Supplied information ▸
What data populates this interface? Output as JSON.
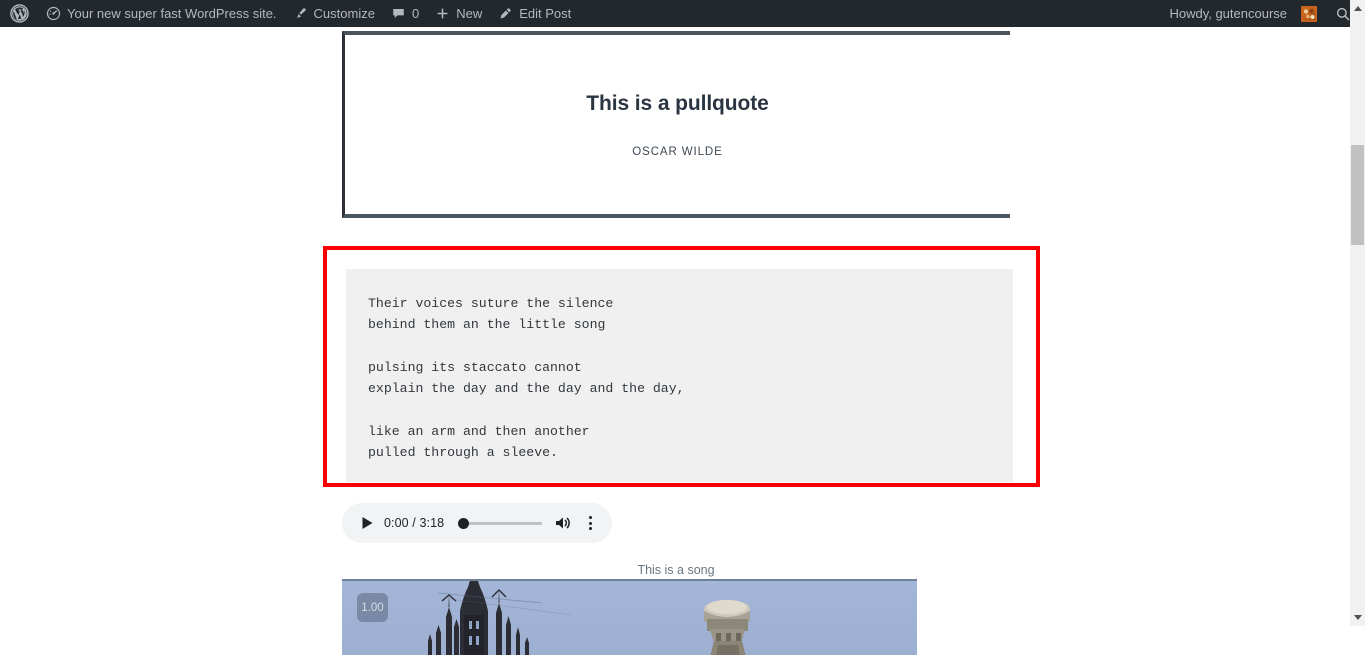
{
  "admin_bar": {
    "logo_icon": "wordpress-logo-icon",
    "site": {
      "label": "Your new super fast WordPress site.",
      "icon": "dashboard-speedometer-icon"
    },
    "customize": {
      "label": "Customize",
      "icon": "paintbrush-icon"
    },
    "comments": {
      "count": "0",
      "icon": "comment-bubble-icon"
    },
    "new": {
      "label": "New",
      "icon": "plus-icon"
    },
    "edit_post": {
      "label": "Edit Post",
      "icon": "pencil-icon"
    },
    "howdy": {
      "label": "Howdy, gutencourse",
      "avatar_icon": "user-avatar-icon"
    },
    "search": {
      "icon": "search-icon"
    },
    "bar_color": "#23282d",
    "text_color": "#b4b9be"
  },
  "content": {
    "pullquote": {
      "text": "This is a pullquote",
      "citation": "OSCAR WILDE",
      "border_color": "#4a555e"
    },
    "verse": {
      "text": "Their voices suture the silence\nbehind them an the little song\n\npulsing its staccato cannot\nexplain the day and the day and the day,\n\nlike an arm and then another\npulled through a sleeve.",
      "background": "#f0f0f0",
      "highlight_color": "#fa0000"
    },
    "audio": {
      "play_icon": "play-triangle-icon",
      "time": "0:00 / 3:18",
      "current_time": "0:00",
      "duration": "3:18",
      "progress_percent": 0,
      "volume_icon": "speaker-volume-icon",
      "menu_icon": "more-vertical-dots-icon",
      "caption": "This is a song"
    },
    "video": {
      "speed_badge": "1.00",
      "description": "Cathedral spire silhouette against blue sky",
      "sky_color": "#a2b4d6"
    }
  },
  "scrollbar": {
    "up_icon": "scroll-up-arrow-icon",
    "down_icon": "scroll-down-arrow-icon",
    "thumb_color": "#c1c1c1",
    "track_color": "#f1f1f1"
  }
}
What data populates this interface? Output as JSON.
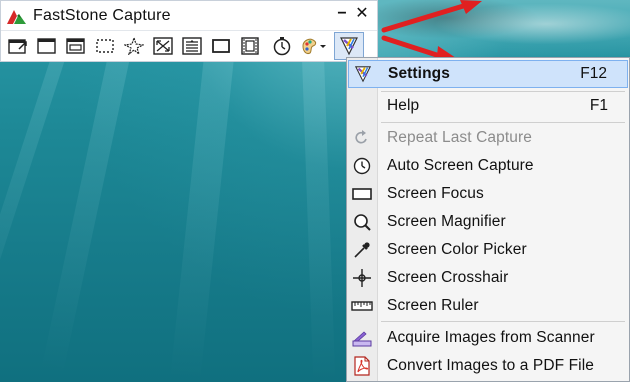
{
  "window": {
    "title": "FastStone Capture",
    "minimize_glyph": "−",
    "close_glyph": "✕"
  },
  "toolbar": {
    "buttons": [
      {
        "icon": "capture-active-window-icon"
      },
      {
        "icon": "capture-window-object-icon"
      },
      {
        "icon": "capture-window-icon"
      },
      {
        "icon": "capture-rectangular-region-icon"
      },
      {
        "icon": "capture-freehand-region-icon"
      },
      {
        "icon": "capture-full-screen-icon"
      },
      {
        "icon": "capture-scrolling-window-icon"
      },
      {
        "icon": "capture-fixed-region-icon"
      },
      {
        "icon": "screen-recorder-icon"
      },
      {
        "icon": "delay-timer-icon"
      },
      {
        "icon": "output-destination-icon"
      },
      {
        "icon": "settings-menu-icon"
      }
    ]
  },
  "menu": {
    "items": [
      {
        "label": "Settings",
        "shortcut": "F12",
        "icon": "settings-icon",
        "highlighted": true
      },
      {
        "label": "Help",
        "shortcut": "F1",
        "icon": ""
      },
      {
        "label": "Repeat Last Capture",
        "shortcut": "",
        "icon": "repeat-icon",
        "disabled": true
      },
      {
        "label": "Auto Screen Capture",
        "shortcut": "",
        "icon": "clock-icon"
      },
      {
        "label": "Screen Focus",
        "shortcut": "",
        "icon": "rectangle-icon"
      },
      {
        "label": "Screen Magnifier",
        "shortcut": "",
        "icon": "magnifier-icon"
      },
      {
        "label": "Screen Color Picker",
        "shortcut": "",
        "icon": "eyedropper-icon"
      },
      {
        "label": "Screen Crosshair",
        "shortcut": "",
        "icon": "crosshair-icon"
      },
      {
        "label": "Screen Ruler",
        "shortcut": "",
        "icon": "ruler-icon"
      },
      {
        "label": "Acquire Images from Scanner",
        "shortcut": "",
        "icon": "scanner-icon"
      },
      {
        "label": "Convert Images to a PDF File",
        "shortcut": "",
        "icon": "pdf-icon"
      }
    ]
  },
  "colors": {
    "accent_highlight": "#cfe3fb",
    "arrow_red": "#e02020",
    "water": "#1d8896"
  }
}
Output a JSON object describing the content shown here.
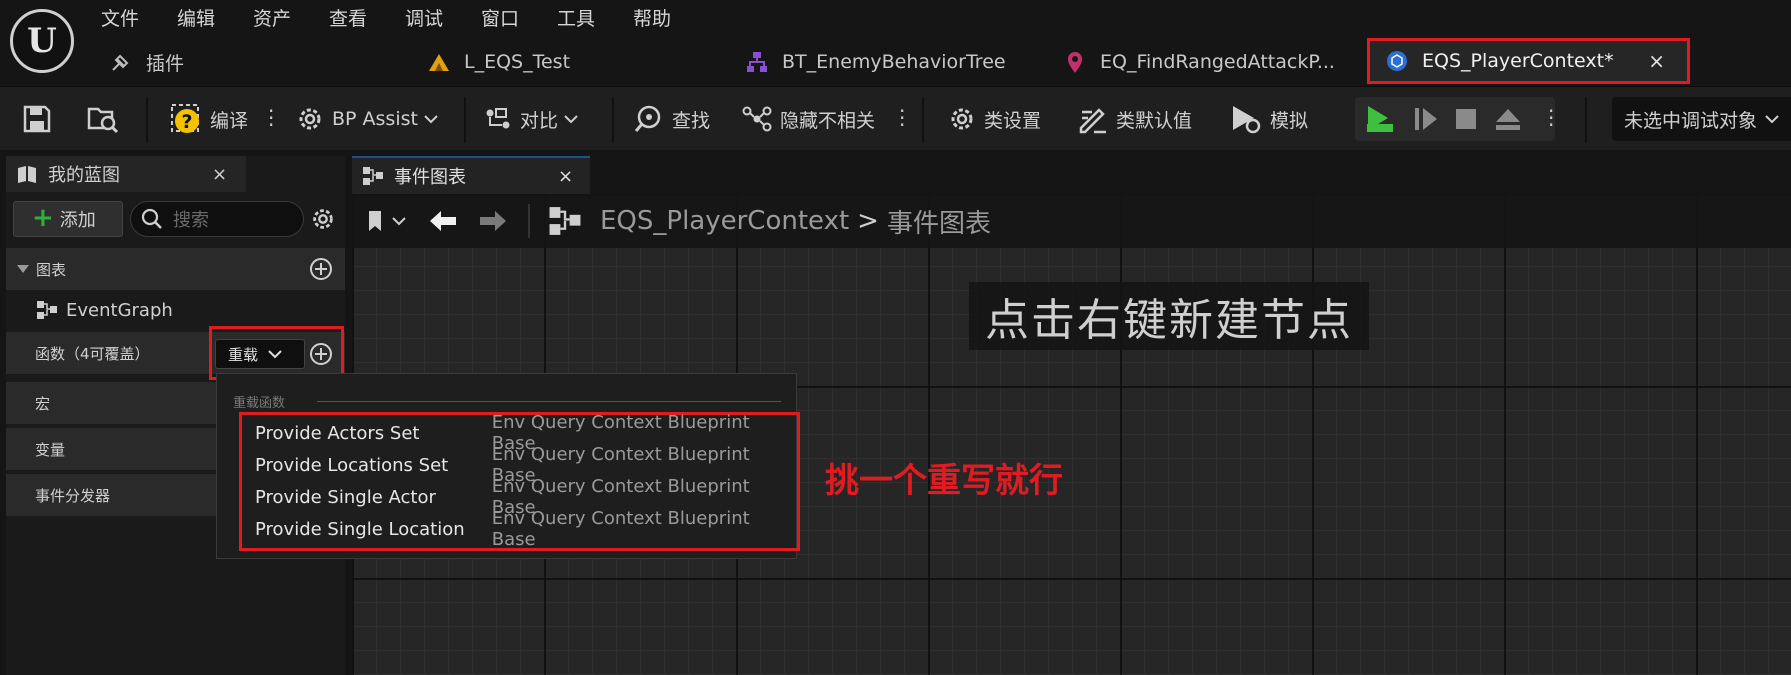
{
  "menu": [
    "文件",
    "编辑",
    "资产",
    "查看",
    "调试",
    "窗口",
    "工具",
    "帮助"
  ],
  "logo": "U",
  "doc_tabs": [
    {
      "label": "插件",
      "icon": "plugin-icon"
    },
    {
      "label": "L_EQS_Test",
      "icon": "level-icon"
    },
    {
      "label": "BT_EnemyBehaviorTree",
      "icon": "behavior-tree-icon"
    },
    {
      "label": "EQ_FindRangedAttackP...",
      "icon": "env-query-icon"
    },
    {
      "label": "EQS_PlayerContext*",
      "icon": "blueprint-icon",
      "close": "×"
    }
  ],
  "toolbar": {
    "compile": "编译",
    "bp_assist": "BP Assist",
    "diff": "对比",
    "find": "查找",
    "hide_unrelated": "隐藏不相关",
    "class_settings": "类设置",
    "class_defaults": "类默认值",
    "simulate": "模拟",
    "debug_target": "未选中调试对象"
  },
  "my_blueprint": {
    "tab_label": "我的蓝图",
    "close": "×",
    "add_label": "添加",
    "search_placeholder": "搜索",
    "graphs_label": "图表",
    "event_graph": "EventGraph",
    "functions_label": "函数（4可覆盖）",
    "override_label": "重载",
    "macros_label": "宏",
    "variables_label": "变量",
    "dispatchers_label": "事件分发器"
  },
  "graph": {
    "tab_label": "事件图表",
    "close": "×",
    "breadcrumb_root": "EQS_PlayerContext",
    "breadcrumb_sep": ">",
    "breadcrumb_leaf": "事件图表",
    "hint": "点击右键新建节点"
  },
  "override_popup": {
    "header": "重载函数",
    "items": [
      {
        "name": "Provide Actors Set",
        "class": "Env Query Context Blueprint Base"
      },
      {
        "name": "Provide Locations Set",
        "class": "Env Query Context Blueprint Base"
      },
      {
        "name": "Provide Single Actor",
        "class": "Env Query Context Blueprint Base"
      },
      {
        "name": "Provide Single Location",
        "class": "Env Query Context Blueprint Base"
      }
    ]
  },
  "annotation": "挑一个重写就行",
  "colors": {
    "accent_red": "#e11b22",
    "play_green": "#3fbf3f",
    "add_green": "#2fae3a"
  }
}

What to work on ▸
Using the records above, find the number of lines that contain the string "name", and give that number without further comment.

Solution to this problem ▸
4